◆ THE TASK
Everything in the entries below must be reproduced exactly, except the images.

◆ LISTED RECORDS
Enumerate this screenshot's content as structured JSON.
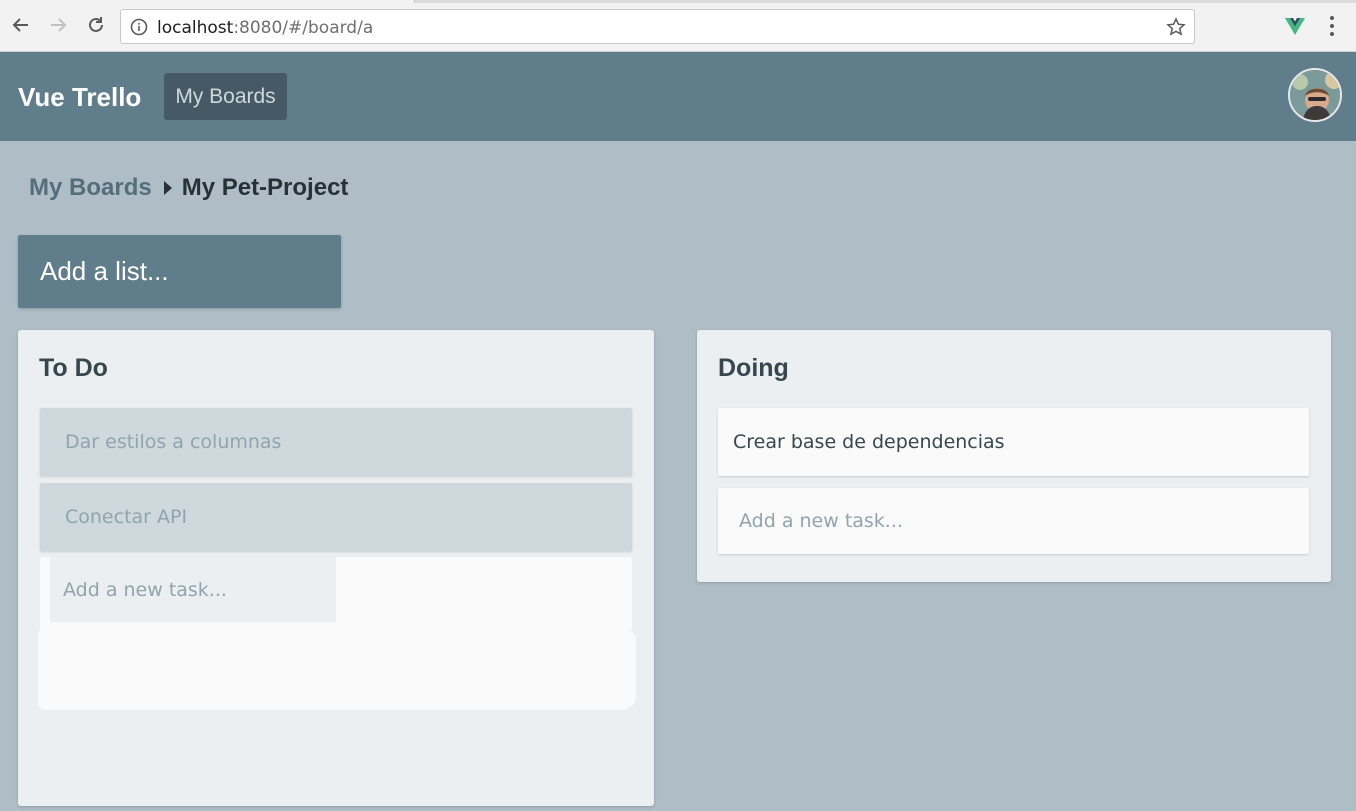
{
  "browser": {
    "url_host": "localhost",
    "url_rest": ":8080/#/board/a"
  },
  "header": {
    "brand": "Vue Trello",
    "nav_label": "My Boards"
  },
  "breadcrumb": {
    "parent": "My Boards",
    "current": "My Pet-Project"
  },
  "add_list_label": "Add a list...",
  "lists": [
    {
      "title": "To Do",
      "cards": [
        "Dar estilos a columnas",
        "Conectar API"
      ],
      "new_task_placeholder": "Add a new task..."
    },
    {
      "title": "Doing",
      "cards": [
        "Crear base de dependencias"
      ],
      "new_task_placeholder": "Add a new task..."
    }
  ],
  "colors": {
    "header": "#607d8b",
    "nav_active": "#455a64",
    "background": "#afbec6",
    "list": "#eceff1",
    "card_done": "#cfd8dc"
  }
}
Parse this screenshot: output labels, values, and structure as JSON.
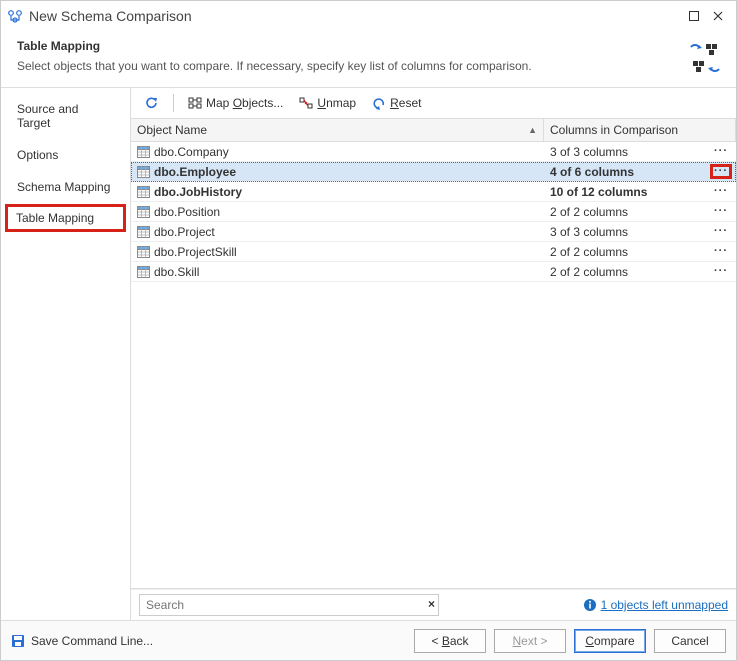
{
  "window": {
    "title": "New Schema Comparison"
  },
  "header": {
    "title": "Table Mapping",
    "description": "Select objects that you want to compare. If necessary, specify key list of columns for comparison."
  },
  "nav": {
    "items": [
      {
        "label": "Source and Target",
        "selected": false
      },
      {
        "label": "Options",
        "selected": false
      },
      {
        "label": "Schema Mapping",
        "selected": false
      },
      {
        "label": "Table Mapping",
        "selected": true
      }
    ]
  },
  "toolbar": {
    "refresh": "",
    "map_objects": "Map Objects...",
    "unmap": "Unmap",
    "reset": "Reset"
  },
  "grid": {
    "headers": {
      "name": "Object Name",
      "cols": "Columns in Comparison"
    },
    "rows": [
      {
        "name": "dbo.Company",
        "cols": "3 of 3 columns",
        "bold": false,
        "selected": false,
        "highlight_ellipsis": false
      },
      {
        "name": "dbo.Employee",
        "cols": "4 of 6 columns",
        "bold": true,
        "selected": true,
        "highlight_ellipsis": true
      },
      {
        "name": "dbo.JobHistory",
        "cols": "10 of 12 columns",
        "bold": true,
        "selected": false,
        "highlight_ellipsis": false
      },
      {
        "name": "dbo.Position",
        "cols": "2 of 2 columns",
        "bold": false,
        "selected": false,
        "highlight_ellipsis": false
      },
      {
        "name": "dbo.Project",
        "cols": "3 of 3 columns",
        "bold": false,
        "selected": false,
        "highlight_ellipsis": false
      },
      {
        "name": "dbo.ProjectSkill",
        "cols": "2 of 2 columns",
        "bold": false,
        "selected": false,
        "highlight_ellipsis": false
      },
      {
        "name": "dbo.Skill",
        "cols": "2 of 2 columns",
        "bold": false,
        "selected": false,
        "highlight_ellipsis": false
      }
    ]
  },
  "search": {
    "placeholder": "Search",
    "value": ""
  },
  "status": {
    "unmapped_link": "1 objects left unmapped"
  },
  "footer": {
    "save_cmd": "Save Command Line...",
    "back": "< Back",
    "next": "Next >",
    "compare": "Compare",
    "cancel": "Cancel"
  }
}
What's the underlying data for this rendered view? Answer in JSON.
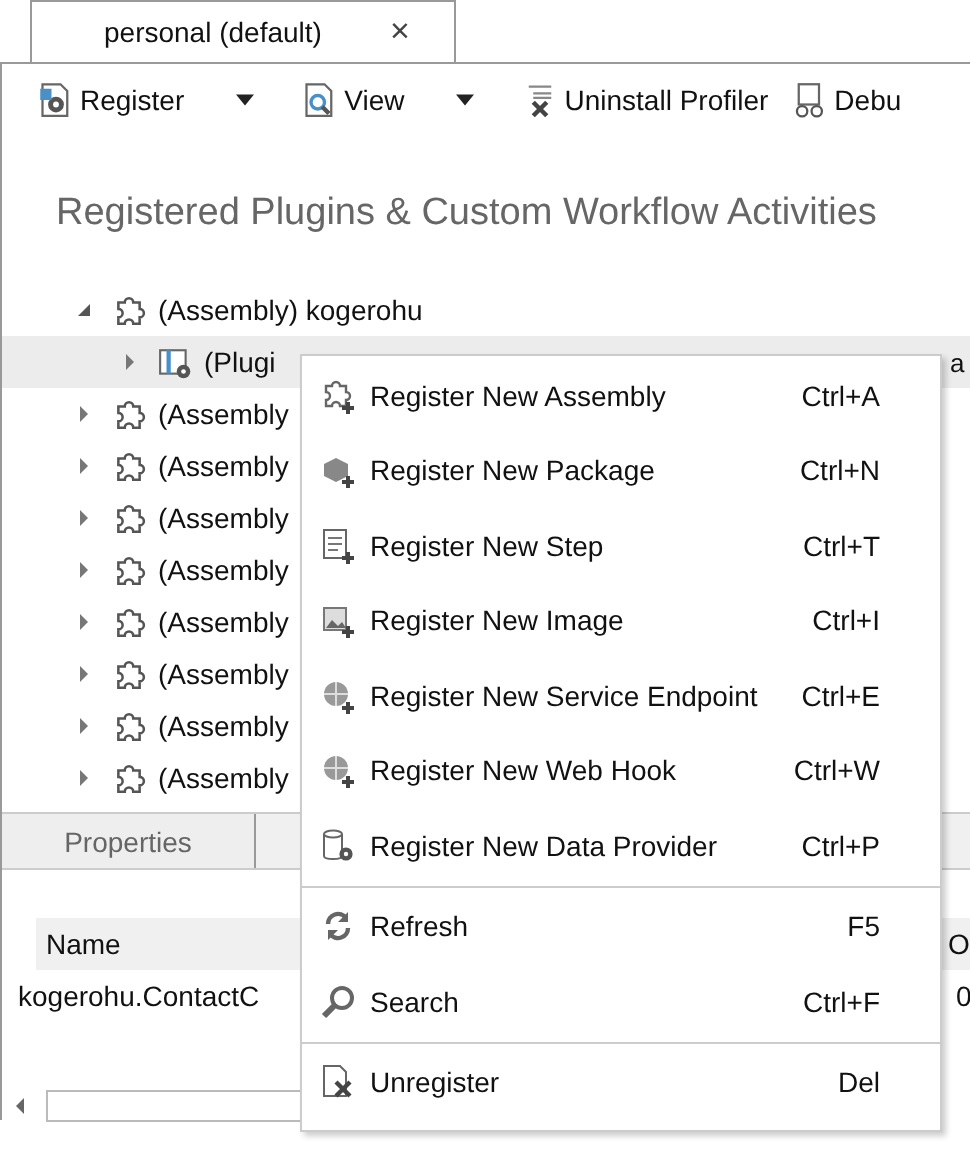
{
  "tab": {
    "title": "personal (default)",
    "close": "×"
  },
  "toolbar": [
    {
      "label": "Register",
      "kind": "register",
      "dropdown": true
    },
    {
      "label": "View",
      "kind": "view",
      "dropdown": true
    },
    {
      "label": "Uninstall Profiler",
      "kind": "uninstall",
      "dropdown": false
    },
    {
      "label": "Debu",
      "kind": "debug",
      "dropdown": false
    }
  ],
  "heading": "Registered Plugins & Custom Workflow Activities",
  "tree": [
    {
      "label": "(Assembly) kogerohu",
      "kind": "assembly",
      "expanded": true,
      "selected": false,
      "children": [
        {
          "label": "(Plugi",
          "tail": "a",
          "kind": "plugin",
          "expanded": false,
          "selected": true
        }
      ]
    },
    {
      "label": "(Assembly",
      "kind": "assembly",
      "expanded": false,
      "selected": false
    },
    {
      "label": "(Assembly",
      "kind": "assembly",
      "expanded": false,
      "selected": false
    },
    {
      "label": "(Assembly",
      "kind": "assembly",
      "expanded": false,
      "selected": false
    },
    {
      "label": "(Assembly",
      "kind": "assembly",
      "expanded": false,
      "selected": false
    },
    {
      "label": "(Assembly",
      "kind": "assembly",
      "expanded": false,
      "selected": false
    },
    {
      "label": "(Assembly",
      "kind": "assembly",
      "expanded": false,
      "selected": false
    },
    {
      "label": "(Assembly",
      "kind": "assembly",
      "expanded": false,
      "selected": false
    },
    {
      "label": "(Assembly",
      "kind": "assembly",
      "expanded": false,
      "selected": false
    }
  ],
  "properties": {
    "tab": "Properties",
    "columns": [
      "Name",
      "O"
    ],
    "row": [
      "kogerohu.ContactC",
      "0"
    ]
  },
  "menu": [
    [
      {
        "label": "Register New Assembly",
        "shortcut": "Ctrl+A",
        "kind": "assembly"
      },
      {
        "label": "Register New Package",
        "shortcut": "Ctrl+N",
        "kind": "package"
      },
      {
        "label": "Register New Step",
        "shortcut": "Ctrl+T",
        "kind": "step"
      },
      {
        "label": "Register New Image",
        "shortcut": "Ctrl+I",
        "kind": "image"
      },
      {
        "label": "Register New Service Endpoint",
        "shortcut": "Ctrl+E",
        "kind": "globe"
      },
      {
        "label": "Register New Web Hook",
        "shortcut": "Ctrl+W",
        "kind": "globe"
      },
      {
        "label": "Register New Data Provider",
        "shortcut": "Ctrl+P",
        "kind": "database"
      }
    ],
    [
      {
        "label": "Refresh",
        "shortcut": "F5",
        "kind": "refresh"
      },
      {
        "label": "Search",
        "shortcut": "Ctrl+F",
        "kind": "search"
      }
    ],
    [
      {
        "label": "Unregister",
        "shortcut": "Del",
        "kind": "unregister"
      }
    ]
  ]
}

◆ FINISHED TASK
Enumerate this screenshot's content as structured JSON.
{
  "browser": {
    "url_host": "localhost",
    "url_rest": ":8080/#/board/a"
  },
  "header": {
    "brand": "Vue Trello",
    "nav_label": "My Boards"
  },
  "breadcrumb": {
    "parent": "My Boards",
    "current": "My Pet-Project"
  },
  "add_list_label": "Add a list...",
  "lists": [
    {
      "title": "To Do",
      "cards": [
        "Dar estilos a columnas",
        "Conectar API"
      ],
      "new_task_placeholder": "Add a new task..."
    },
    {
      "title": "Doing",
      "cards": [
        "Crear base de dependencias"
      ],
      "new_task_placeholder": "Add a new task..."
    }
  ],
  "colors": {
    "header": "#607d8b",
    "nav_active": "#455a64",
    "background": "#afbec6",
    "list": "#eceff1",
    "card_done": "#cfd8dc"
  }
}
Parse this screenshot: output labels, values, and structure as JSON.
{
  "window": {
    "title": "New Schema Comparison"
  },
  "header": {
    "title": "Table Mapping",
    "description": "Select objects that you want to compare. If necessary, specify key list of columns for comparison."
  },
  "nav": {
    "items": [
      {
        "label": "Source and Target",
        "selected": false
      },
      {
        "label": "Options",
        "selected": false
      },
      {
        "label": "Schema Mapping",
        "selected": false
      },
      {
        "label": "Table Mapping",
        "selected": true
      }
    ]
  },
  "toolbar": {
    "refresh": "",
    "map_objects": "Map Objects...",
    "unmap": "Unmap",
    "reset": "Reset"
  },
  "grid": {
    "headers": {
      "name": "Object Name",
      "cols": "Columns in Comparison"
    },
    "rows": [
      {
        "name": "dbo.Company",
        "cols": "3 of 3 columns",
        "bold": false,
        "selected": false,
        "highlight_ellipsis": false
      },
      {
        "name": "dbo.Employee",
        "cols": "4 of 6 columns",
        "bold": true,
        "selected": true,
        "highlight_ellipsis": true
      },
      {
        "name": "dbo.JobHistory",
        "cols": "10 of 12 columns",
        "bold": true,
        "selected": false,
        "highlight_ellipsis": false
      },
      {
        "name": "dbo.Position",
        "cols": "2 of 2 columns",
        "bold": false,
        "selected": false,
        "highlight_ellipsis": false
      },
      {
        "name": "dbo.Project",
        "cols": "3 of 3 columns",
        "bold": false,
        "selected": false,
        "highlight_ellipsis": false
      },
      {
        "name": "dbo.ProjectSkill",
        "cols": "2 of 2 columns",
        "bold": false,
        "selected": false,
        "highlight_ellipsis": false
      },
      {
        "name": "dbo.Skill",
        "cols": "2 of 2 columns",
        "bold": false,
        "selected": false,
        "highlight_ellipsis": false
      }
    ]
  },
  "search": {
    "placeholder": "Search",
    "value": ""
  },
  "status": {
    "unmapped_link": "1 objects left unmapped"
  },
  "footer": {
    "save_cmd": "Save Command Line...",
    "back": "< Back",
    "next": "Next >",
    "compare": "Compare",
    "cancel": "Cancel"
  }
}
What's the underlying data for this rendered view? Answer in JSON.
{
  "tab": {
    "title": "personal (default)",
    "close": "×"
  },
  "toolbar": [
    {
      "label": "Register",
      "kind": "register",
      "dropdown": true
    },
    {
      "label": "View",
      "kind": "view",
      "dropdown": true
    },
    {
      "label": "Uninstall Profiler",
      "kind": "uninstall",
      "dropdown": false
    },
    {
      "label": "Debu",
      "kind": "debug",
      "dropdown": false
    }
  ],
  "heading": "Registered Plugins & Custom Workflow Activities",
  "tree": [
    {
      "label": "(Assembly) kogerohu",
      "kind": "assembly",
      "expanded": true,
      "selected": false,
      "children": [
        {
          "label": "(Plugi",
          "tail": "a",
          "kind": "plugin",
          "expanded": false,
          "selected": true
        }
      ]
    },
    {
      "label": "(Assembly",
      "kind": "assembly",
      "expanded": false,
      "selected": false
    },
    {
      "label": "(Assembly",
      "kind": "assembly",
      "expanded": false,
      "selected": false
    },
    {
      "label": "(Assembly",
      "kind": "assembly",
      "expanded": false,
      "selected": false
    },
    {
      "label": "(Assembly",
      "kind": "assembly",
      "expanded": false,
      "selected": false
    },
    {
      "label": "(Assembly",
      "kind": "assembly",
      "expanded": false,
      "selected": false
    },
    {
      "label": "(Assembly",
      "kind": "assembly",
      "expanded": false,
      "selected": false
    },
    {
      "label": "(Assembly",
      "kind": "assembly",
      "expanded": false,
      "selected": false
    },
    {
      "label": "(Assembly",
      "kind": "assembly",
      "expanded": false,
      "selected": false
    }
  ],
  "properties": {
    "tab": "Properties",
    "columns": [
      "Name",
      "O"
    ],
    "row": [
      "kogerohu.ContactC",
      "0"
    ]
  },
  "menu": [
    [
      {
        "label": "Register New Assembly",
        "shortcut": "Ctrl+A",
        "kind": "assembly"
      },
      {
        "label": "Register New Package",
        "shortcut": "Ctrl+N",
        "kind": "package"
      },
      {
        "label": "Register New Step",
        "shortcut": "Ctrl+T",
        "kind": "step"
      },
      {
        "label": "Register New Image",
        "shortcut": "Ctrl+I",
        "kind": "image"
      },
      {
        "label": "Register New Service Endpoint",
        "shortcut": "Ctrl+E",
        "kind": "globe"
      },
      {
        "label": "Register New Web Hook",
        "shortcut": "Ctrl+W",
        "kind": "globe"
      },
      {
        "label": "Register New Data Provider",
        "shortcut": "Ctrl+P",
        "kind": "database"
      }
    ],
    [
      {
        "label": "Refresh",
        "shortcut": "F5",
        "kind": "refresh"
      },
      {
        "label": "Search",
        "shortcut": "Ctrl+F",
        "kind": "search"
      }
    ],
    [
      {
        "label": "Unregister",
        "shortcut": "Del",
        "kind": "unregister"
      }
    ]
  ]
}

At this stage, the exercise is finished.